1 The starting reference for this series is John Walker, A catalogue of the Muhammedan Coins in the British Museum, II: A Catalogue of the Arab-Byzantine and Post-Reform Umaiyad Coins (London, I956), pp. xxxix-li and 54-80. The present paper is abridged from “The Earliest Arab Coinage of the Maghrib”, forthcoming.
2 Stephen Album (Santa Rosa, CA) Price List l l4 (February 1995), p.1 no. 8.
3 Like most pre-modem coins, the late Roman gold coins are not labeled with their name or value. Latin speakers would have called them solidi or denarii aurei, or perhaps by other less formal names that have not come down to us. Arabs called them dinars, a word derived from denarius. For convenience, we call the coins with Latin inscriptions solidi and those with Arabic inscriptions dinars. The truth of all this is demonstrated by the coins that have both Arabic and Latin inscriptions, for in Latin they are labeled “SOL” and in Arabic “Dinar”.
4 See Cécile Morrisson and Michel Kampmann, “Le dernier solidus byzantine frappé à Carthage (695)”, Bulletin de la Société Française de Numismatique 34, no.5 (May I979), p.5l6 n° 8. Other modern historians propose conquest dates from 692 to 698.
5 The prototype is an issue of the Byzantine emperor Heraclius and his heir Heraclius Constantine, issued at Carthage about 610-13. see Walker p.54 no. (a).
6 The difference in weight was the result of gradual decline in the weight standard of the Carthage mint in the seventh century, seen in the examples in the collection of the American Numismatic Society and also described by Cécile Morrisson, J.N.Barrandon, and J.Poirier, “Nouvelles recherches sur l’histoire monétaire byzantine: évolution comparée de la monnaie d’or à Constantinople et dans les provinces d’Afrique et de Sicile", Jahrbuch der österreichischen Byzantinistik 33 (1983), 267-87. These apparently small differences represented substantial amounts of money for the people of the time.
7 The anomalous weight standard of Late Byzantine and Umayyad solidi/dinars of North Africa was first noted by Enrico Leuthold, Jr., “Due rare testimonianze della prima monetazione musulmane a Canthagine”, Rivista italiana di numismatica 69 (1967), 94-5. He estimated it at 4.28 grams, probably not a significant difference from my figure of 4.29.
8 All the coins have an inscription on the obverse and on the reverse, in both cases inscribed clockwise around the edge.
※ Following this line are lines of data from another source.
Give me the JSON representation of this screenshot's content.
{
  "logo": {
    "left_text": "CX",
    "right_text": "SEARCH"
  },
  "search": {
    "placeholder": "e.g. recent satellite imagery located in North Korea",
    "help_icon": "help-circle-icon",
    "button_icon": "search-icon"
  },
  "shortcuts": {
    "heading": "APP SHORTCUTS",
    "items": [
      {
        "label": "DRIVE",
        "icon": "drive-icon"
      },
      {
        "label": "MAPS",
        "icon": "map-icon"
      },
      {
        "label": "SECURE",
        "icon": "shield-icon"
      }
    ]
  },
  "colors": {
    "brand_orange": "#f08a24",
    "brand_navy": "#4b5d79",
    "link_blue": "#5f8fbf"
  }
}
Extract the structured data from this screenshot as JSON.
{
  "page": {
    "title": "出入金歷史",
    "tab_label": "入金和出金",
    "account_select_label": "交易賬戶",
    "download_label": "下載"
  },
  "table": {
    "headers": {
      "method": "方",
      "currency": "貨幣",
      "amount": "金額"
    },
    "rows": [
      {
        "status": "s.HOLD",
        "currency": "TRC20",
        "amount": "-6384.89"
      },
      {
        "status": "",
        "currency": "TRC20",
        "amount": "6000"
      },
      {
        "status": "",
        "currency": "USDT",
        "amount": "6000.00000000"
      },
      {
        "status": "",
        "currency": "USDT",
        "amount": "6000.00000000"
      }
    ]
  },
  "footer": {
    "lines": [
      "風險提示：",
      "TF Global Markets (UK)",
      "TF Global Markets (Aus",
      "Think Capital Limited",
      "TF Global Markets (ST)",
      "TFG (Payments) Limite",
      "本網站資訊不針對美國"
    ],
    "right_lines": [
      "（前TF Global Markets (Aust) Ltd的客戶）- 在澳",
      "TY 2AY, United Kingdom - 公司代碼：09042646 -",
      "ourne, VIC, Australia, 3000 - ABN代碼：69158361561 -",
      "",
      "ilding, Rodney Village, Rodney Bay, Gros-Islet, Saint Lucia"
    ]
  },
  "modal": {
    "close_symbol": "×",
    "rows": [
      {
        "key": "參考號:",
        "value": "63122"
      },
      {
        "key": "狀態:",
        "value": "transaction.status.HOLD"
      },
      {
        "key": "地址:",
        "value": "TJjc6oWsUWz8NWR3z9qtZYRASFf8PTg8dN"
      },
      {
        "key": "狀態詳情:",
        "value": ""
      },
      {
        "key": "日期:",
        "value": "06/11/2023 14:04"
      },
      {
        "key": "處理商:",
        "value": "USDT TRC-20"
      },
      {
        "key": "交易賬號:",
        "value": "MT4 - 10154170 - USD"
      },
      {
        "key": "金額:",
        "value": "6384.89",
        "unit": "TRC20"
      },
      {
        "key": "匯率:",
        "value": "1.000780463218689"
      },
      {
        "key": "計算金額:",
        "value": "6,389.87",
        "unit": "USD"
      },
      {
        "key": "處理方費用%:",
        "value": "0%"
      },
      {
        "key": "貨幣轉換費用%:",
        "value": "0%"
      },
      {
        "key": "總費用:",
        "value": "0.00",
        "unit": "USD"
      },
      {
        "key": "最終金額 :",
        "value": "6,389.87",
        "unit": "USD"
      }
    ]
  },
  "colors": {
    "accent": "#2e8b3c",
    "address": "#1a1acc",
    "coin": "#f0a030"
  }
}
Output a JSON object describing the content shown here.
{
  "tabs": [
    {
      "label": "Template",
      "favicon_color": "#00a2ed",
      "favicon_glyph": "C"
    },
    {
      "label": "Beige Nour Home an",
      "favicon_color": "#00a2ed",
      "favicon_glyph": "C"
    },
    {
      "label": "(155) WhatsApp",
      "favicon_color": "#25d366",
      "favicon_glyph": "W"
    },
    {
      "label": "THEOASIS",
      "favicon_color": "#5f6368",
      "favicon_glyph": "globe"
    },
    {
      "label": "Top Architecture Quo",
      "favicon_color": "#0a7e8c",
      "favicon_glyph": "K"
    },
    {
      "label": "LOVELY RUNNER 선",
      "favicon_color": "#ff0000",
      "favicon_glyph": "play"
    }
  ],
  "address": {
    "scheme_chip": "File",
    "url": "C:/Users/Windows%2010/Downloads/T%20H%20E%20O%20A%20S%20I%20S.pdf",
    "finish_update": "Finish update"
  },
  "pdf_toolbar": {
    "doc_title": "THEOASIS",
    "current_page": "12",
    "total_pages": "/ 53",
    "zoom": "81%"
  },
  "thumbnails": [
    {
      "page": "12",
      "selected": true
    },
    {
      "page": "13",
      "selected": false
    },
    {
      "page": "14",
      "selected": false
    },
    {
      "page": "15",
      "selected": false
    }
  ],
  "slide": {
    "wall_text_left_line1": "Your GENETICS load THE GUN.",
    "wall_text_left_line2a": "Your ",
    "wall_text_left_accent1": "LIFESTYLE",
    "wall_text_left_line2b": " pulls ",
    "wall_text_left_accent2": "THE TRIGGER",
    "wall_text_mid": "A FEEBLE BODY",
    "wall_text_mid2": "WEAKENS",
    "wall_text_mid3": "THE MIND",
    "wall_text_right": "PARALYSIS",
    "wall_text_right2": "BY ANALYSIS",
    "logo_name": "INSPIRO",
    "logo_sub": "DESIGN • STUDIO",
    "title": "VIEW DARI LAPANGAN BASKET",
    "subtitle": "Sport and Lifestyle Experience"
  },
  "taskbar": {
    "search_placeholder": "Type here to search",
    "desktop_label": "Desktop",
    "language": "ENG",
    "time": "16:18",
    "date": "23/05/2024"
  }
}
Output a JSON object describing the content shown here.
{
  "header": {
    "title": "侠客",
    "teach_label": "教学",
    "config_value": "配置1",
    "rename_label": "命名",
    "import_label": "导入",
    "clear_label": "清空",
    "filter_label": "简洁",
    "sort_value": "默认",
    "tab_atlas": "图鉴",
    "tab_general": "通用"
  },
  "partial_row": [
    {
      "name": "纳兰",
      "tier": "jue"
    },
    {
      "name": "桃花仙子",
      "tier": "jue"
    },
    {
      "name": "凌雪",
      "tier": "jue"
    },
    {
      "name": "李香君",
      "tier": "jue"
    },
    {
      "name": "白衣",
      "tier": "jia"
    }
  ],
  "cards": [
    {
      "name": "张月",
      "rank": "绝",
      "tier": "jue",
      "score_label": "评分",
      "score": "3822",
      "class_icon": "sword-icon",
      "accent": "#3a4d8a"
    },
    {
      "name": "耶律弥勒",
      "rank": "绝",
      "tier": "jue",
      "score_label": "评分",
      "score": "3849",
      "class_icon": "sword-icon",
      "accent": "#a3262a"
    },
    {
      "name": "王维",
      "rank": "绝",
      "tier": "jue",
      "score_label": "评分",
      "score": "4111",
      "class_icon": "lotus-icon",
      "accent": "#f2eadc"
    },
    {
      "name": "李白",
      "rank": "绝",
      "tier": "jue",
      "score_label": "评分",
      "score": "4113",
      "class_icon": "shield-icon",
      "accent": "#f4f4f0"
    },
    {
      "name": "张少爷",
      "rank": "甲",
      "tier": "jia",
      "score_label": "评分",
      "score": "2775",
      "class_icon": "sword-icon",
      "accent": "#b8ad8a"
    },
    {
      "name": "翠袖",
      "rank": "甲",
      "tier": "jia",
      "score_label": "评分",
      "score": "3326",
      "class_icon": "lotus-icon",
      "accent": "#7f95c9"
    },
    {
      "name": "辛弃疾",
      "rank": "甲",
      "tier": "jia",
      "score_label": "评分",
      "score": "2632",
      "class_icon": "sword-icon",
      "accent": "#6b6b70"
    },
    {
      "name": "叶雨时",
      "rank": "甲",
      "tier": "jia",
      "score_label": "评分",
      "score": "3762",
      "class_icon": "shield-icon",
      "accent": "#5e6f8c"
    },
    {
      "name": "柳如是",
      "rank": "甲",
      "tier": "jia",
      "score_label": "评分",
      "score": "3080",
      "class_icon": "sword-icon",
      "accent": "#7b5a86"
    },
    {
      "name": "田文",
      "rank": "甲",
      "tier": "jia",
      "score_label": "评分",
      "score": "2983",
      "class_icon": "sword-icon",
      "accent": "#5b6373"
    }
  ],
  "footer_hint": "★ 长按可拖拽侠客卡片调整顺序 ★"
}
In the table, each box surrounded by double lines describes a single inscriptional variety. A single line within the box separates the obverse inscription (above) from the reverse inscription. The boxes are arranged vertically under each mint in chronological order. with the earliest at the top. Empty boxes indicate absence of minting. Boxes that are horizontally adjacent represent contemporaneous issues. For example, the second double box under Carthage, with inscriptions beginning NON EST DEUS and DEUS DOMINUS represents the second issue from that mint, spanning the period of two issues at al-Qayrawan with an interruption when no coins were minted.
9 For year I3, see Juan José Rodriguez Lorente and Tawfiq Ibn Hafiz Ibrahim, Numismatica de Ceuta Musulmana (Madrid. 1987), 171 no.201. The specimen they publish confirms a dubious publication of another in the early nineteenth century.
10 For a more extended discussion, see Michael L.Bates, “The Coinage of Spain Under the Umayyad Caliphs of the East, 711-750”, in: Actas III Jarique de Numismatica Hspano-arabe. Museo Arqueologica Nacional. Madrid 13-16 diciembre 1990 (Madrid, 1992), 271-89.